Eco resort inspired by the birthing rock legend
To minimize environmental impact, development density is carved around a man-made lake to create a strong landscape focus and centralized program organization. Like an “inverted” island, the masterplan becomes a figural environmental etching, a distinctive aborigine tattoo on the vast lush land in homage to the native Atayal culture. The buildings, of traditional aboriginal stone construction, perch on the water’s edge like sculptural rock formations to articulate the edges of the lake.
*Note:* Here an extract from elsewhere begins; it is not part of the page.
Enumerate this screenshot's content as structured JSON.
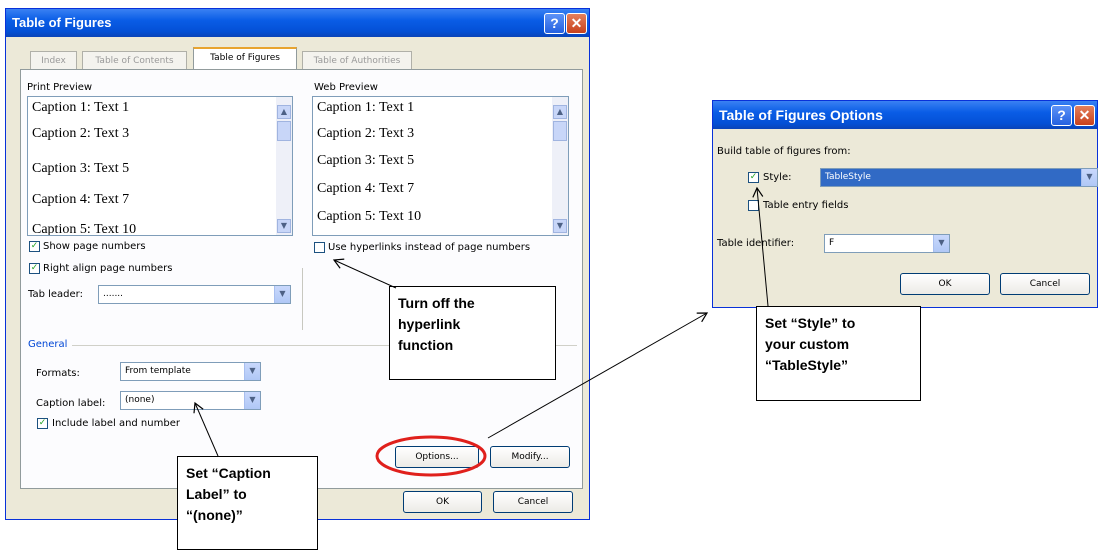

The main building traces the hilly topography with its sinewy undulating form to become the eastern contours of the lake. The Water Villa is designed as an entire island, with spaces sculpted from within the landmass and overhanging stone eaves that grow into the island’s edge. The Eco-pod, scattered throughout the indigenous eucalyptus forest, is a unique camping structure with an upward spiraling plan that pivots around a central fireplace.